|Micro spatula and archival bond paper with stainless steel paper clip (photo courtesy Alison Oswald)|
|2. Advertisement and price list for Rockwell-Barnes Company, manufacturer of fasteners, undated. (AC0060-0002300)|
|3. Sample card for McGill’s patent fasteners, Holmes, Booth & Haydens, Warshaw Collection of Business Americana, Office Equipment series, undated. (AC0060-0002305-01) (front)|
|4. Verso of card above (AC0060-0002305-02)|
Like many things, these fasteners have a fascinating story. George W. McGill (1843-1917), an inventor and patent attorney (how convenient!), invented the first of many metal fasteners in 1866. McGill held over fifty patents, all relating to fasteners. An improvement in metallic paper-fasteners (US 56,587) was McGill’s first patent, issued on January 24, 1866. Several legal cases were based on this 1866 patent and subsequent patents for improvements to fasteners. Holmes, Booth & Haydens, had, under contract, the sole right to manufacture the McGill fasteners. But others in the fastening business were interested too so the trade was fraught with litigation surrounding the McGill patents.
In 1891, McGill sued (McGill Fastener Company vs. Universal Paper Fastener) for infringement upon his patent of 1875 for an improvement in metallic paper-fasteners (US 162,183) and his 1886 patent for the regular flathead “T” paper fastener (US 337,182). These two shank fasteners, with the head covered by a metal cap and bent at right angles, formed a button-like head that was applied in a variety of ways. The courts decided in favor of the Universal Paper Fastener Company, citing the McGill patents void and “want of novelty” and therefore there was no infringement. Despite this legal setback McGill would not be deterred.
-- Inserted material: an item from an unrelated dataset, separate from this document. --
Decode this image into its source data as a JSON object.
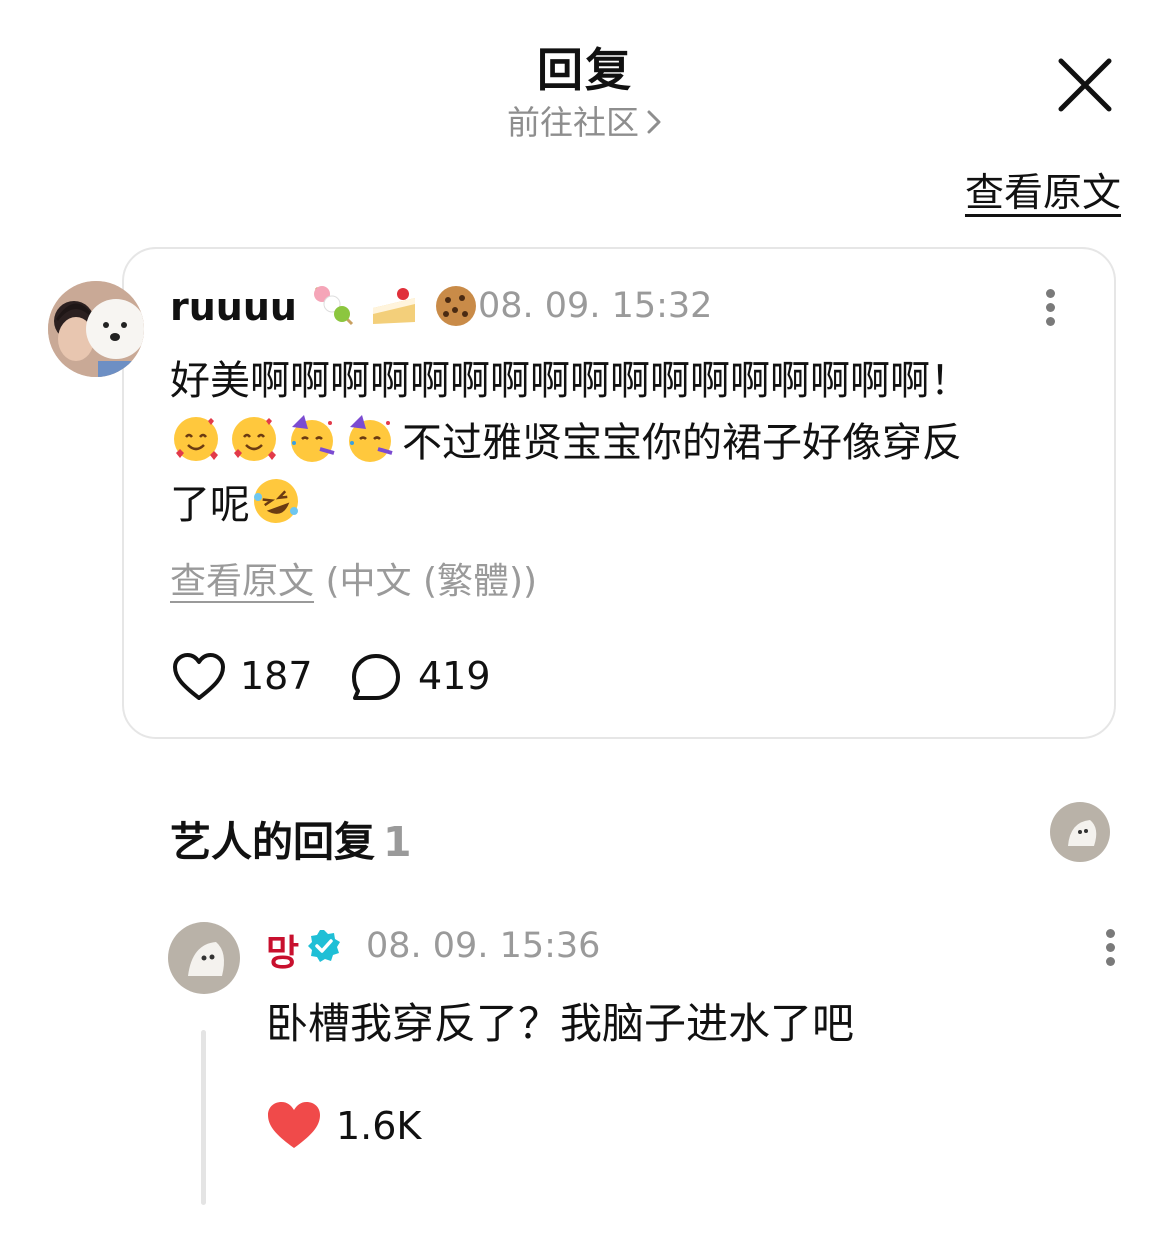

McGill stated in his testimony, “I am the pioneer in this fastener line in this country. When I brought out my first device in 1866 I had faith and confidence in the business, and devoted my time, energy and money to its development. I spent $25,000 in making improvements which it took years to make and complete. I studied the needs of the business community, kept in touch with the march of improvement, worked hard to find out precisely what the trade needed, and invented new devices for growing needs and various uses.”
|5. Advertisement for McGill’s Patent Fasteners, manufactured by Holmes, Booth & Haydens, Warshaw Collection of Business Americana, Office Equipment series, undated. (AC0060-0002303)|
To learn more about our collections, visit the Archives Center.
The American Stationer, Volume, 28, 1890, pages 277, 958.
The American Stationer, Volume, 31, 1892, pages 695 and 745.
The American Stationer, Volume, 33, 1893, pages 202-204.
American Stationer and Office Outfitter, October 13, 1917.
Federal Reporter, Cases Argued and Determined in the Circuit Courts of Appeals and Circuit and District Courts of the United States, Volume 48, 1892.
United States Court of Appeals Reports, Volume 47, 1901, pages 296-302.